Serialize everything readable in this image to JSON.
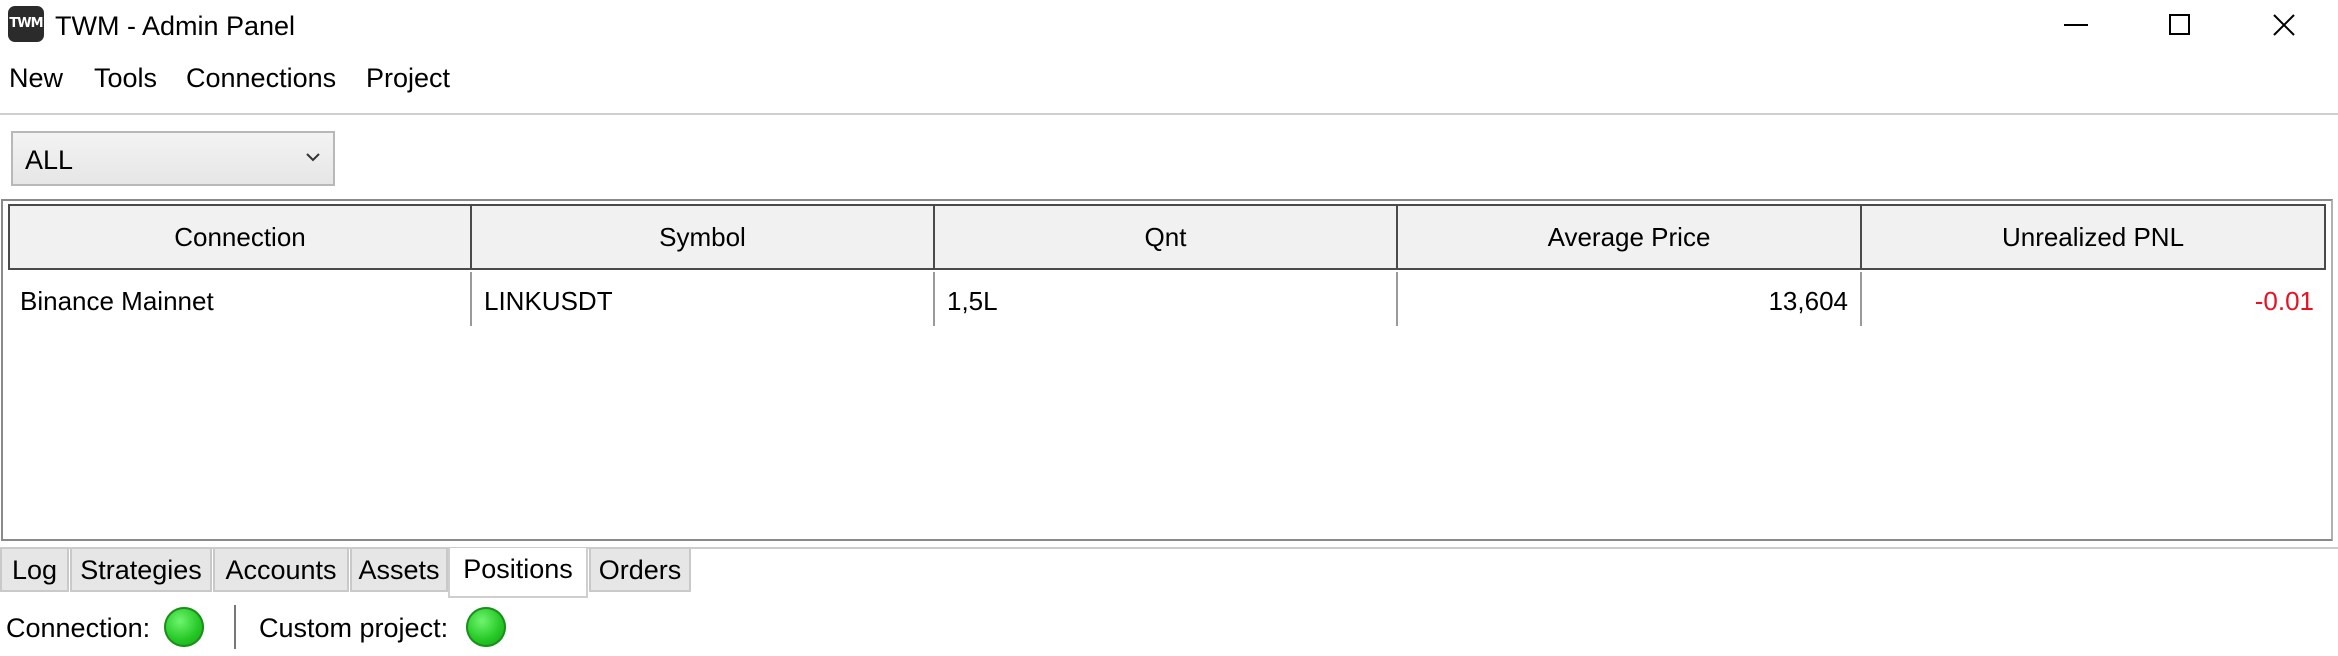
{
  "window": {
    "title": "TWM - Admin Panel",
    "icon_text": "TWM"
  },
  "menu": [
    "New",
    "Tools",
    "Connections",
    "Project"
  ],
  "filter": {
    "selected": "ALL"
  },
  "table": {
    "columns": [
      "Connection",
      "Symbol",
      "Qnt",
      "Average Price",
      "Unrealized PNL"
    ],
    "rows": [
      {
        "connection": "Binance Mainnet",
        "symbol": "LINKUSDT",
        "qnt": "1,5L",
        "avg_price": "13,604",
        "pnl": "-0.01"
      }
    ]
  },
  "tabs": [
    "Log",
    "Strategies",
    "Accounts",
    "Assets",
    "Positions",
    "Orders"
  ],
  "active_tab": "Positions",
  "status": {
    "connection_label": "Connection:",
    "custom_project_label": "Custom project:",
    "connection_status": "green",
    "custom_project_status": "green"
  },
  "colors": {
    "negative": "#e81123",
    "ok": "#25c725"
  }
}
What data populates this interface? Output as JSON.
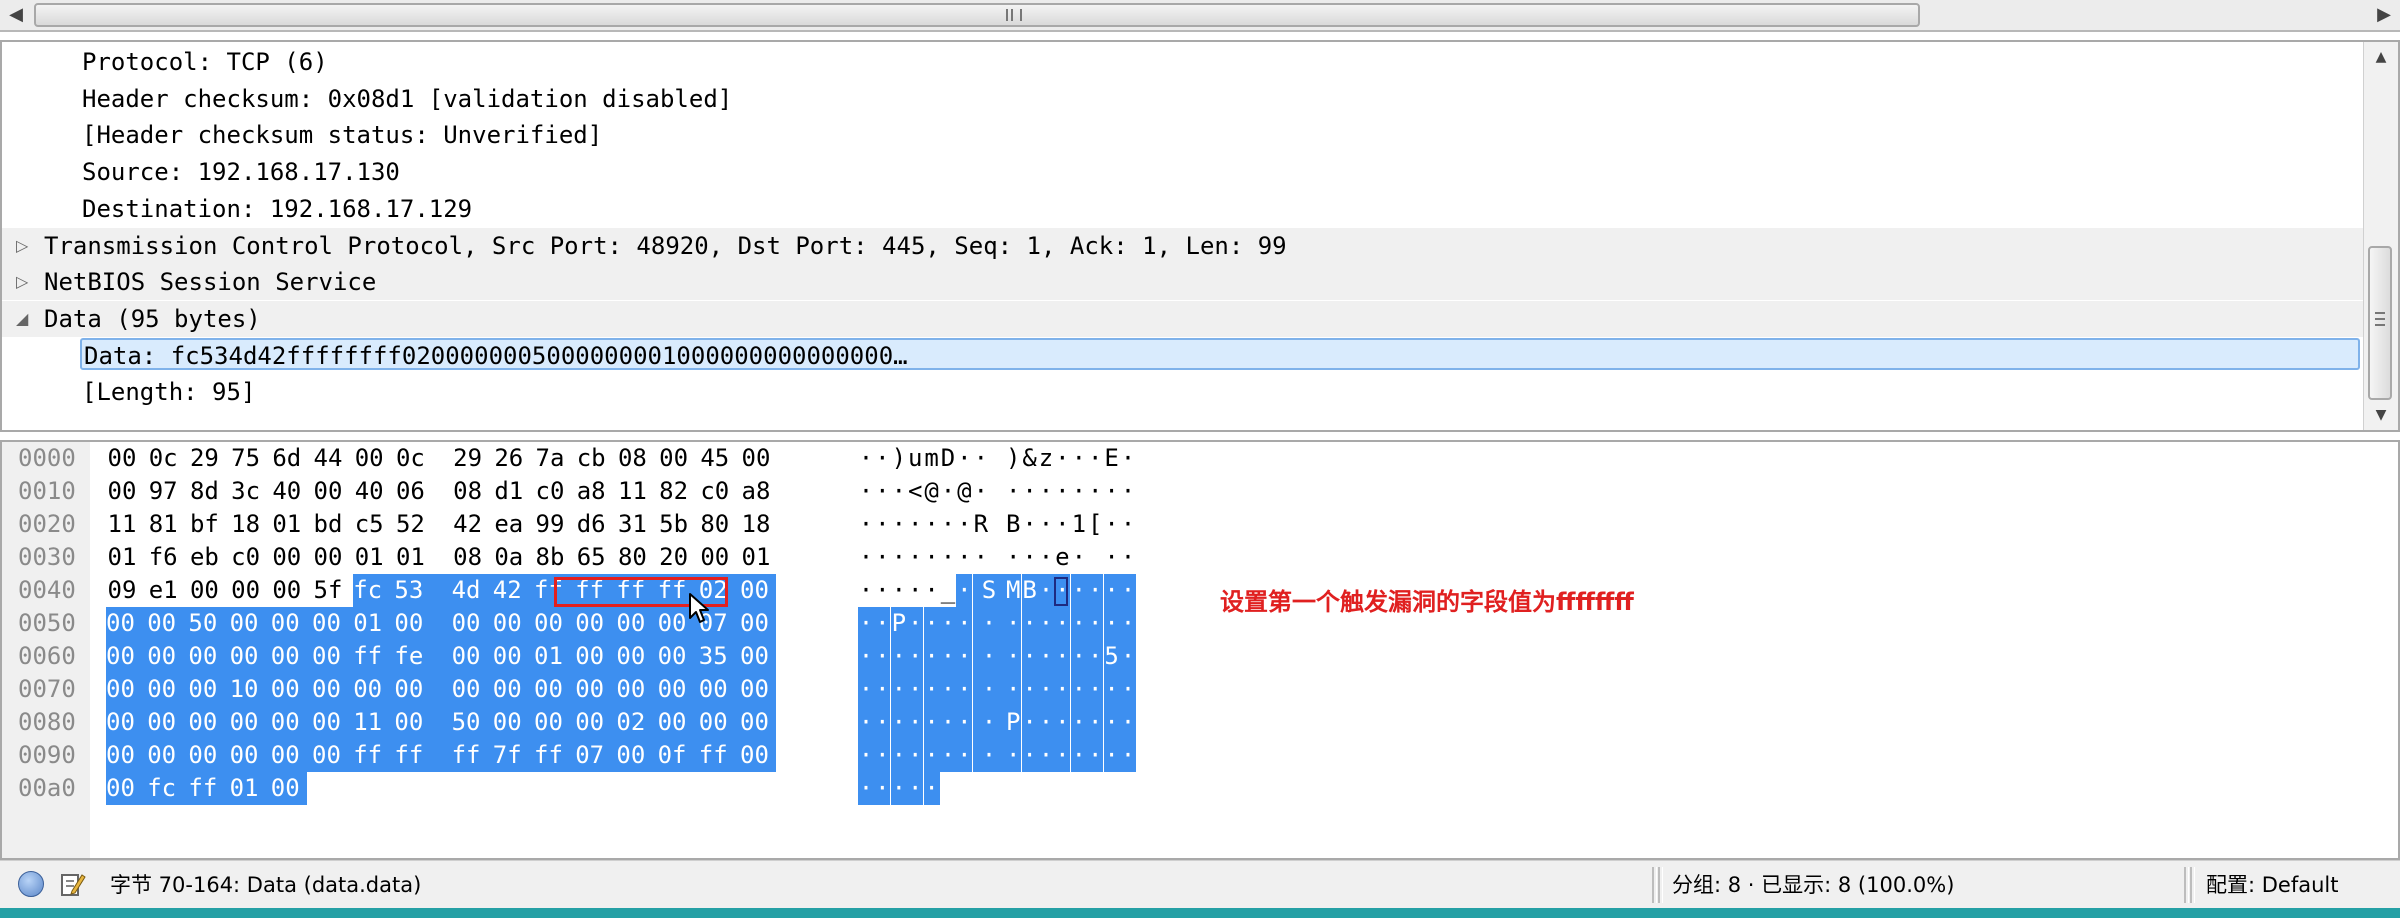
{
  "details": {
    "lines": [
      {
        "text": "Protocol: TCP (6)",
        "toggle": ""
      },
      {
        "text": "Header checksum: 0x08d1 [validation disabled]",
        "toggle": ""
      },
      {
        "text": "[Header checksum status: Unverified]",
        "toggle": ""
      },
      {
        "text": "Source: 192.168.17.130",
        "toggle": ""
      },
      {
        "text": "Destination: 192.168.17.129",
        "toggle": ""
      },
      {
        "text": "Transmission Control Protocol, Src Port: 48920, Dst Port: 445, Seq: 1, Ack: 1, Len: 99",
        "toggle": "▷"
      },
      {
        "text": "NetBIOS Session Service",
        "toggle": "▷"
      },
      {
        "text": "Data (95 bytes)",
        "toggle": "◢"
      },
      {
        "text": "Data: fc534d42ffffffff0200000005000000001000000000000000…",
        "toggle": ""
      },
      {
        "text": "[Length: 95]",
        "toggle": ""
      }
    ]
  },
  "hex": {
    "rows": [
      {
        "offset": "0000",
        "bytes": [
          "00",
          "0c",
          "29",
          "75",
          "6d",
          "44",
          "00",
          "0c",
          "29",
          "26",
          "7a",
          "cb",
          "08",
          "00",
          "45",
          "00"
        ],
        "ascii": "··)umD··)&z···E·"
      },
      {
        "offset": "0010",
        "bytes": [
          "00",
          "97",
          "8d",
          "3c",
          "40",
          "00",
          "40",
          "06",
          "08",
          "d1",
          "c0",
          "a8",
          "11",
          "82",
          "c0",
          "a8"
        ],
        "ascii": "···<@·@·········"
      },
      {
        "offset": "0020",
        "bytes": [
          "11",
          "81",
          "bf",
          "18",
          "01",
          "bd",
          "c5",
          "52",
          "42",
          "ea",
          "99",
          "d6",
          "31",
          "5b",
          "80",
          "18"
        ],
        "ascii": "·······RB···1[··"
      },
      {
        "offset": "0030",
        "bytes": [
          "01",
          "f6",
          "eb",
          "c0",
          "00",
          "00",
          "01",
          "01",
          "08",
          "0a",
          "8b",
          "65",
          "80",
          "20",
          "00",
          "01"
        ],
        "ascii": "···········e· ··"
      },
      {
        "offset": "0040",
        "bytes": [
          "09",
          "e1",
          "00",
          "00",
          "00",
          "5f",
          "fc",
          "53",
          "4d",
          "42",
          "ff",
          "ff",
          "ff",
          "ff",
          "02",
          "00"
        ],
        "ascii": "·····_·SMB······"
      },
      {
        "offset": "0050",
        "bytes": [
          "00",
          "00",
          "50",
          "00",
          "00",
          "00",
          "01",
          "00",
          "00",
          "00",
          "00",
          "00",
          "00",
          "00",
          "07",
          "00"
        ],
        "ascii": "··P·············"
      },
      {
        "offset": "0060",
        "bytes": [
          "00",
          "00",
          "00",
          "00",
          "00",
          "00",
          "ff",
          "fe",
          "00",
          "00",
          "01",
          "00",
          "00",
          "00",
          "35",
          "00"
        ],
        "ascii": "··············5·"
      },
      {
        "offset": "0070",
        "bytes": [
          "00",
          "00",
          "00",
          "10",
          "00",
          "00",
          "00",
          "00",
          "00",
          "00",
          "00",
          "00",
          "00",
          "00",
          "00",
          "00"
        ],
        "ascii": "················"
      },
      {
        "offset": "0080",
        "bytes": [
          "00",
          "00",
          "00",
          "00",
          "00",
          "00",
          "11",
          "00",
          "50",
          "00",
          "00",
          "00",
          "02",
          "00",
          "00",
          "00"
        ],
        "ascii": "········P·······"
      },
      {
        "offset": "0090",
        "bytes": [
          "00",
          "00",
          "00",
          "00",
          "00",
          "00",
          "ff",
          "ff",
          "ff",
          "7f",
          "ff",
          "07",
          "00",
          "0f",
          "ff",
          "00"
        ],
        "ascii": "················"
      },
      {
        "offset": "00a0",
        "bytes": [
          "00",
          "fc",
          "ff",
          "01",
          "00"
        ],
        "ascii": "·····"
      }
    ],
    "selection_start_row": 4,
    "selection_start_col": 6,
    "annotation": "设置第一个触发漏洞的字段值为ffffffff"
  },
  "status": {
    "bytes_info": "字节 70-164: Data (data.data)",
    "packets": "分组: 8 · 已显示: 8 (100.0%)",
    "profile": "配置: Default"
  },
  "colors": {
    "selection": "#3d8ff0",
    "annotation": "#e02020",
    "highlight_box": "#e32020"
  }
}
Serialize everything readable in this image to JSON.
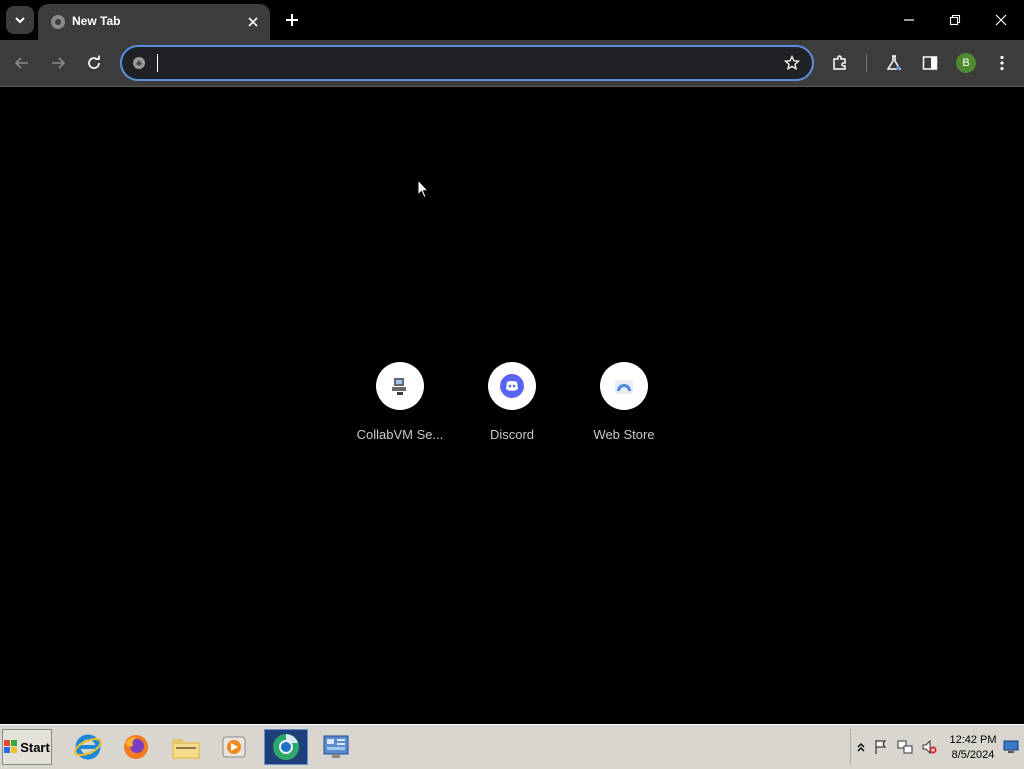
{
  "tab": {
    "title": "New Tab"
  },
  "omnibox": {
    "value": "",
    "placeholder": ""
  },
  "profile": {
    "initial": "B",
    "color": "#4e8a2e"
  },
  "shortcuts": [
    {
      "label": "CollabVM Se...",
      "icon": "collabvm-icon"
    },
    {
      "label": "Discord",
      "icon": "discord-icon"
    },
    {
      "label": "Web Store",
      "icon": "web-store-icon"
    }
  ],
  "taskbar": {
    "start_label": "Start",
    "apps": [
      "internet-explorer-icon",
      "firefox-icon",
      "file-explorer-icon",
      "media-player-icon",
      "chrome-icon",
      "control-panel-icon"
    ],
    "clock_time": "12:42 PM",
    "clock_date": "8/5/2024"
  },
  "colors": {
    "page_bg": "#000000",
    "toolbar_bg": "#3c3c3c",
    "omnibox_focus": "#5b8fdc",
    "discord": "#5865f2",
    "taskbar_bg": "#d9d6cf"
  }
}
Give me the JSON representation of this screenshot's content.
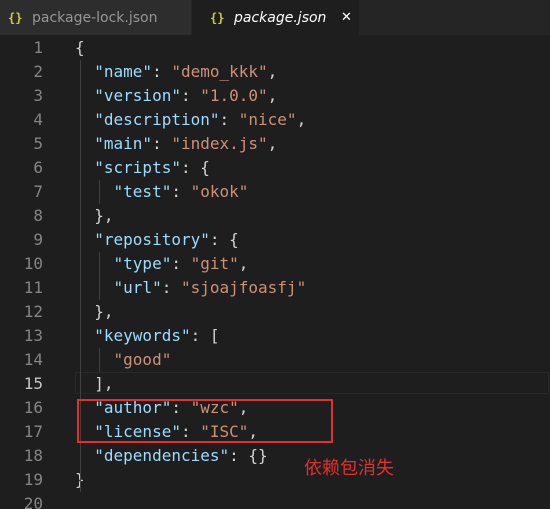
{
  "tabs": [
    {
      "icon": "{}",
      "label": "package-lock.json"
    },
    {
      "icon": "{}",
      "label": "package.json",
      "close": "✕"
    }
  ],
  "lines": [
    {
      "n": "1",
      "tokens": [
        {
          "t": "{",
          "c": "punc"
        }
      ]
    },
    {
      "n": "2",
      "tokens": [
        {
          "t": "  ",
          "c": "punc"
        },
        {
          "t": "\"name\"",
          "c": "key"
        },
        {
          "t": ": ",
          "c": "punc"
        },
        {
          "t": "\"demo_kkk\"",
          "c": "str"
        },
        {
          "t": ",",
          "c": "punc"
        }
      ]
    },
    {
      "n": "3",
      "tokens": [
        {
          "t": "  ",
          "c": "punc"
        },
        {
          "t": "\"version\"",
          "c": "key"
        },
        {
          "t": ": ",
          "c": "punc"
        },
        {
          "t": "\"1.0.0\"",
          "c": "str"
        },
        {
          "t": ",",
          "c": "punc"
        }
      ]
    },
    {
      "n": "4",
      "tokens": [
        {
          "t": "  ",
          "c": "punc"
        },
        {
          "t": "\"description\"",
          "c": "key"
        },
        {
          "t": ": ",
          "c": "punc"
        },
        {
          "t": "\"nice\"",
          "c": "str"
        },
        {
          "t": ",",
          "c": "punc"
        }
      ]
    },
    {
      "n": "5",
      "tokens": [
        {
          "t": "  ",
          "c": "punc"
        },
        {
          "t": "\"main\"",
          "c": "key"
        },
        {
          "t": ": ",
          "c": "punc"
        },
        {
          "t": "\"index.js\"",
          "c": "str"
        },
        {
          "t": ",",
          "c": "punc"
        }
      ]
    },
    {
      "n": "6",
      "tokens": [
        {
          "t": "  ",
          "c": "punc"
        },
        {
          "t": "\"scripts\"",
          "c": "key"
        },
        {
          "t": ": {",
          "c": "punc"
        }
      ]
    },
    {
      "n": "7",
      "tokens": [
        {
          "t": "    ",
          "c": "punc"
        },
        {
          "t": "\"test\"",
          "c": "key"
        },
        {
          "t": ": ",
          "c": "punc"
        },
        {
          "t": "\"okok\"",
          "c": "str"
        }
      ]
    },
    {
      "n": "8",
      "tokens": [
        {
          "t": "  },",
          "c": "punc"
        }
      ]
    },
    {
      "n": "9",
      "tokens": [
        {
          "t": "  ",
          "c": "punc"
        },
        {
          "t": "\"repository\"",
          "c": "key"
        },
        {
          "t": ": {",
          "c": "punc"
        }
      ]
    },
    {
      "n": "10",
      "tokens": [
        {
          "t": "    ",
          "c": "punc"
        },
        {
          "t": "\"type\"",
          "c": "key"
        },
        {
          "t": ": ",
          "c": "punc"
        },
        {
          "t": "\"git\"",
          "c": "str"
        },
        {
          "t": ",",
          "c": "punc"
        }
      ]
    },
    {
      "n": "11",
      "tokens": [
        {
          "t": "    ",
          "c": "punc"
        },
        {
          "t": "\"url\"",
          "c": "key"
        },
        {
          "t": ": ",
          "c": "punc"
        },
        {
          "t": "\"sjoajfoasfj\"",
          "c": "str"
        }
      ]
    },
    {
      "n": "12",
      "tokens": [
        {
          "t": "  },",
          "c": "punc"
        }
      ]
    },
    {
      "n": "13",
      "tokens": [
        {
          "t": "  ",
          "c": "punc"
        },
        {
          "t": "\"keywords\"",
          "c": "key"
        },
        {
          "t": ": [",
          "c": "punc"
        }
      ]
    },
    {
      "n": "14",
      "tokens": [
        {
          "t": "    ",
          "c": "punc"
        },
        {
          "t": "\"good\"",
          "c": "str"
        }
      ]
    },
    {
      "n": "15",
      "tokens": [
        {
          "t": "  ],",
          "c": "punc"
        }
      ],
      "current": true
    },
    {
      "n": "16",
      "tokens": [
        {
          "t": "  ",
          "c": "punc"
        },
        {
          "t": "\"author\"",
          "c": "key"
        },
        {
          "t": ": ",
          "c": "punc"
        },
        {
          "t": "\"wzc\"",
          "c": "str"
        },
        {
          "t": ",",
          "c": "punc"
        }
      ]
    },
    {
      "n": "17",
      "tokens": [
        {
          "t": "  ",
          "c": "punc"
        },
        {
          "t": "\"license\"",
          "c": "key"
        },
        {
          "t": ": ",
          "c": "punc"
        },
        {
          "t": "\"ISC\"",
          "c": "str"
        },
        {
          "t": ",",
          "c": "punc"
        }
      ]
    },
    {
      "n": "18",
      "tokens": [
        {
          "t": "  ",
          "c": "punc"
        },
        {
          "t": "\"dependencies\"",
          "c": "key"
        },
        {
          "t": ": {}",
          "c": "punc"
        }
      ]
    },
    {
      "n": "19",
      "tokens": [
        {
          "t": "}",
          "c": "punc"
        }
      ]
    },
    {
      "n": "20",
      "tokens": []
    }
  ],
  "annotation": {
    "text": "依赖包消失",
    "color": "#e0312d"
  },
  "colors": {
    "background": "#1e1e1e",
    "key": "#9cdcfe",
    "string": "#ce9178",
    "punctuation": "#d4d4d4",
    "json_icon": "#cbcb41"
  }
}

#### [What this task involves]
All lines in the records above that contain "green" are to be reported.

#### [Exercise output]
    "connection_status": "green",
    "custom_project_status": "green"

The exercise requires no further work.